▸ WHAT THE EXERCISE ASKS
Return the entries verbatim and drop every picture.

▸ GIVEN RECORDS

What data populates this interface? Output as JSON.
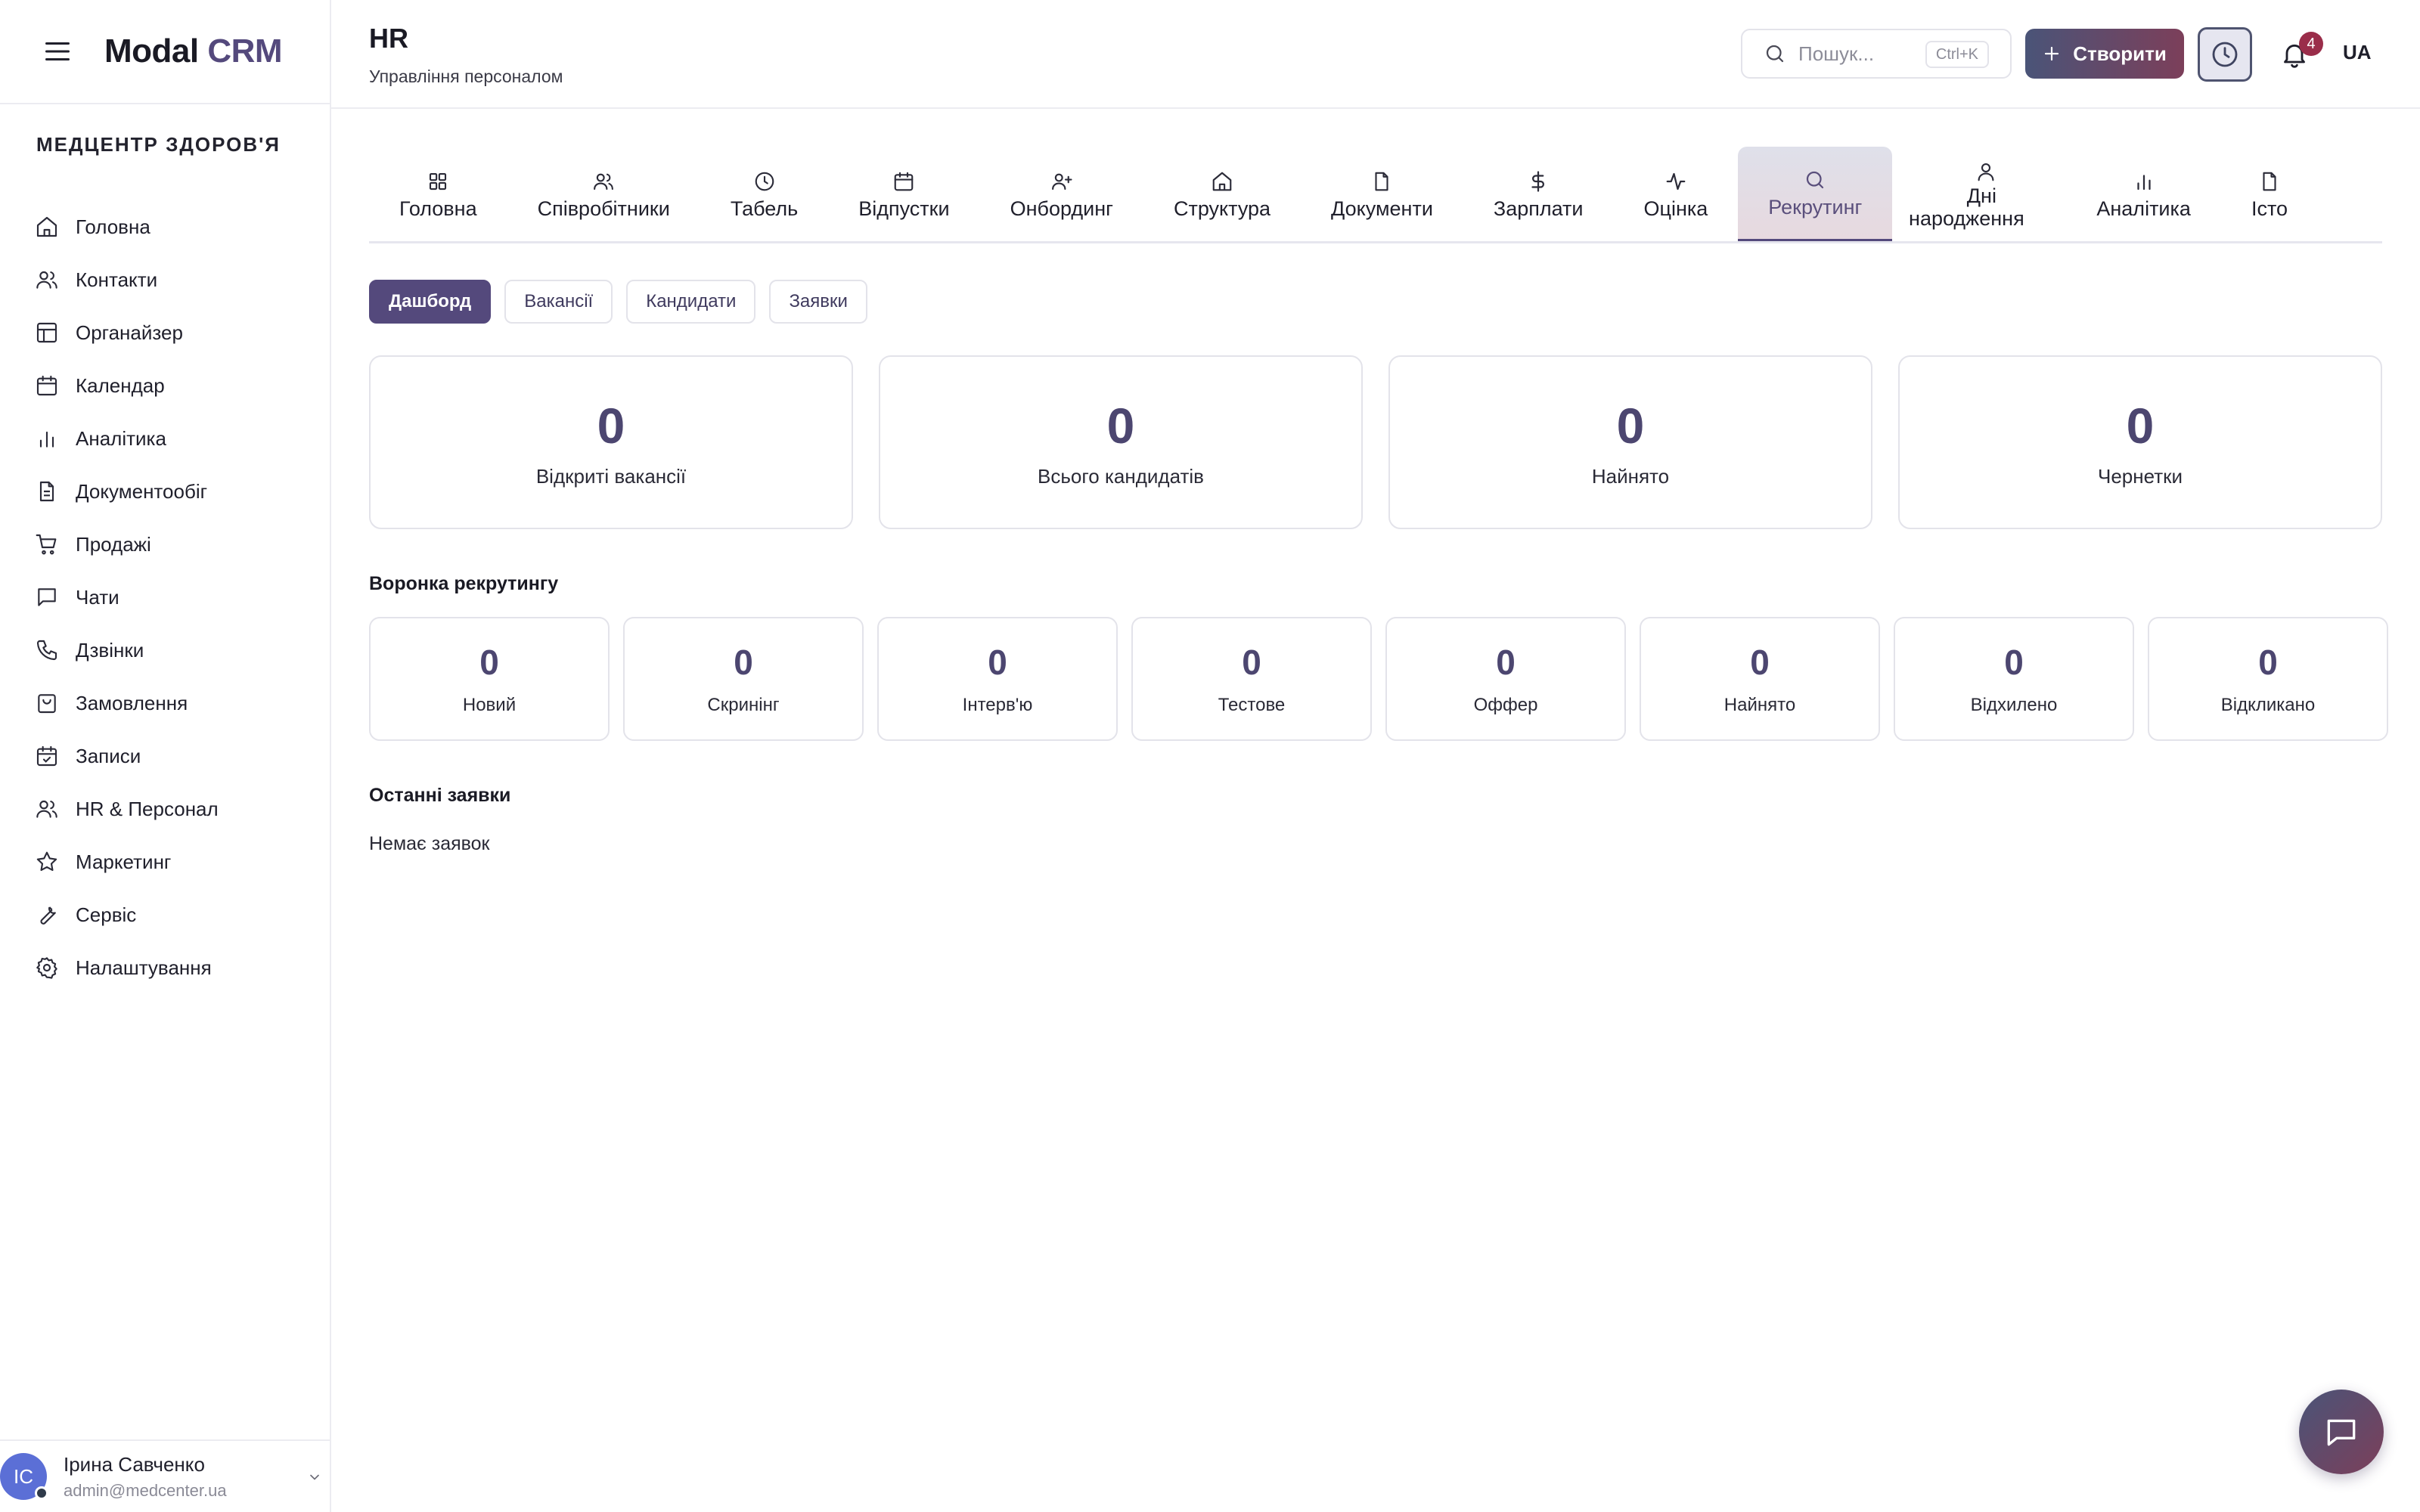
{
  "app": {
    "logo_main": "Modal",
    "logo_accent": "CRM"
  },
  "sidebar": {
    "org_name": "МЕДЦЕНТР ЗДОРОВ'Я",
    "items": [
      {
        "label": "Головна",
        "icon": "home-icon"
      },
      {
        "label": "Контакти",
        "icon": "users-icon"
      },
      {
        "label": "Органайзер",
        "icon": "layout-icon"
      },
      {
        "label": "Календар",
        "icon": "calendar-icon"
      },
      {
        "label": "Аналітика",
        "icon": "bar-chart-icon"
      },
      {
        "label": "Документообіг",
        "icon": "file-text-icon"
      },
      {
        "label": "Продажі",
        "icon": "cart-icon"
      },
      {
        "label": "Чати",
        "icon": "message-icon"
      },
      {
        "label": "Дзвінки",
        "icon": "phone-icon"
      },
      {
        "label": "Замовлення",
        "icon": "shopping-bag-icon"
      },
      {
        "label": "Записи",
        "icon": "calendar-check-icon"
      },
      {
        "label": "HR & Персонал",
        "icon": "users-icon"
      },
      {
        "label": "Маркетинг",
        "icon": "star-icon"
      },
      {
        "label": "Сервіс",
        "icon": "wrench-icon"
      },
      {
        "label": "Налаштування",
        "icon": "gear-icon"
      }
    ],
    "user": {
      "initials": "IC",
      "name": "Ірина Савченко",
      "email": "admin@medcenter.ua"
    }
  },
  "header": {
    "title": "HR",
    "subtitle": "Управління персоналом",
    "search_placeholder": "Пошук...",
    "search_shortcut": "Ctrl+K",
    "create_label": "Створити",
    "notifications_count": "4",
    "language": "UA"
  },
  "tabs": [
    {
      "label": "Головна",
      "icon": "grid-icon"
    },
    {
      "label": "Співробітники",
      "icon": "users-icon"
    },
    {
      "label": "Табель",
      "icon": "clock-icon"
    },
    {
      "label": "Відпустки",
      "icon": "calendar-icon"
    },
    {
      "label": "Онбординг",
      "icon": "user-plus-icon"
    },
    {
      "label": "Структура",
      "icon": "home-icon"
    },
    {
      "label": "Документи",
      "icon": "file-icon"
    },
    {
      "label": "Зарплати",
      "icon": "dollar-icon"
    },
    {
      "label": "Оцінка",
      "icon": "activity-icon"
    },
    {
      "label": "Рекрутинг",
      "icon": "search-icon",
      "active": true
    },
    {
      "label": "Дні народження",
      "icon": "user-icon"
    },
    {
      "label": "Аналітика",
      "icon": "bar-chart-icon"
    },
    {
      "label": "Істо",
      "icon": "file-icon"
    }
  ],
  "subtabs": [
    {
      "label": "Дашборд",
      "active": true
    },
    {
      "label": "Вакансії"
    },
    {
      "label": "Кандидати"
    },
    {
      "label": "Заявки"
    }
  ],
  "stats": [
    {
      "value": "0",
      "label": "Відкриті вакансії"
    },
    {
      "value": "0",
      "label": "Всього кандидатів"
    },
    {
      "value": "0",
      "label": "Найнято"
    },
    {
      "value": "0",
      "label": "Чернетки"
    }
  ],
  "funnel": {
    "title": "Воронка рекрутингу",
    "stages": [
      {
        "value": "0",
        "label": "Новий"
      },
      {
        "value": "0",
        "label": "Скринінг"
      },
      {
        "value": "0",
        "label": "Інтерв'ю"
      },
      {
        "value": "0",
        "label": "Тестове"
      },
      {
        "value": "0",
        "label": "Оффер"
      },
      {
        "value": "0",
        "label": "Найнято"
      },
      {
        "value": "0",
        "label": "Відхилено"
      },
      {
        "value": "0",
        "label": "Відкликано"
      }
    ]
  },
  "recent": {
    "title": "Останні заявки",
    "empty_text": "Немає заявок"
  }
}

▸ YOUR RESPONSE
What data populates this interface? Output as JSON.
{
  "app": {
    "logo_main": "Modal",
    "logo_accent": "CRM"
  },
  "sidebar": {
    "org_name": "МЕДЦЕНТР ЗДОРОВ'Я",
    "items": [
      {
        "label": "Головна",
        "icon": "home-icon"
      },
      {
        "label": "Контакти",
        "icon": "users-icon"
      },
      {
        "label": "Органайзер",
        "icon": "layout-icon"
      },
      {
        "label": "Календар",
        "icon": "calendar-icon"
      },
      {
        "label": "Аналітика",
        "icon": "bar-chart-icon"
      },
      {
        "label": "Документообіг",
        "icon": "file-text-icon"
      },
      {
        "label": "Продажі",
        "icon": "cart-icon"
      },
      {
        "label": "Чати",
        "icon": "message-icon"
      },
      {
        "label": "Дзвінки",
        "icon": "phone-icon"
      },
      {
        "label": "Замовлення",
        "icon": "shopping-bag-icon"
      },
      {
        "label": "Записи",
        "icon": "calendar-check-icon"
      },
      {
        "label": "HR & Персонал",
        "icon": "users-icon"
      },
      {
        "label": "Маркетинг",
        "icon": "star-icon"
      },
      {
        "label": "Сервіс",
        "icon": "wrench-icon"
      },
      {
        "label": "Налаштування",
        "icon": "gear-icon"
      }
    ],
    "user": {
      "initials": "IC",
      "name": "Ірина Савченко",
      "email": "admin@medcenter.ua"
    }
  },
  "header": {
    "title": "HR",
    "subtitle": "Управління персоналом",
    "search_placeholder": "Пошук...",
    "search_shortcut": "Ctrl+K",
    "create_label": "Створити",
    "notifications_count": "4",
    "language": "UA"
  },
  "tabs": [
    {
      "label": "Головна",
      "icon": "grid-icon"
    },
    {
      "label": "Співробітники",
      "icon": "users-icon"
    },
    {
      "label": "Табель",
      "icon": "clock-icon"
    },
    {
      "label": "Відпустки",
      "icon": "calendar-icon"
    },
    {
      "label": "Онбординг",
      "icon": "user-plus-icon"
    },
    {
      "label": "Структура",
      "icon": "home-icon"
    },
    {
      "label": "Документи",
      "icon": "file-icon"
    },
    {
      "label": "Зарплати",
      "icon": "dollar-icon"
    },
    {
      "label": "Оцінка",
      "icon": "activity-icon"
    },
    {
      "label": "Рекрутинг",
      "icon": "search-icon",
      "active": true
    },
    {
      "label": "Дні народження",
      "icon": "user-icon"
    },
    {
      "label": "Аналітика",
      "icon": "bar-chart-icon"
    },
    {
      "label": "Істо",
      "icon": "file-icon"
    }
  ],
  "subtabs": [
    {
      "label": "Дашборд",
      "active": true
    },
    {
      "label": "Вакансії"
    },
    {
      "label": "Кандидати"
    },
    {
      "label": "Заявки"
    }
  ],
  "stats": [
    {
      "value": "0",
      "label": "Відкриті вакансії"
    },
    {
      "value": "0",
      "label": "Всього кандидатів"
    },
    {
      "value": "0",
      "label": "Найнято"
    },
    {
      "value": "0",
      "label": "Чернетки"
    }
  ],
  "funnel": {
    "title": "Воронка рекрутингу",
    "stages": [
      {
        "value": "0",
        "label": "Новий"
      },
      {
        "value": "0",
        "label": "Скринінг"
      },
      {
        "value": "0",
        "label": "Інтерв'ю"
      },
      {
        "value": "0",
        "label": "Тестове"
      },
      {
        "value": "0",
        "label": "Оффер"
      },
      {
        "value": "0",
        "label": "Найнято"
      },
      {
        "value": "0",
        "label": "Відхилено"
      },
      {
        "value": "0",
        "label": "Відкликано"
      }
    ]
  },
  "recent": {
    "title": "Останні заявки",
    "empty_text": "Немає заявок"
  }
}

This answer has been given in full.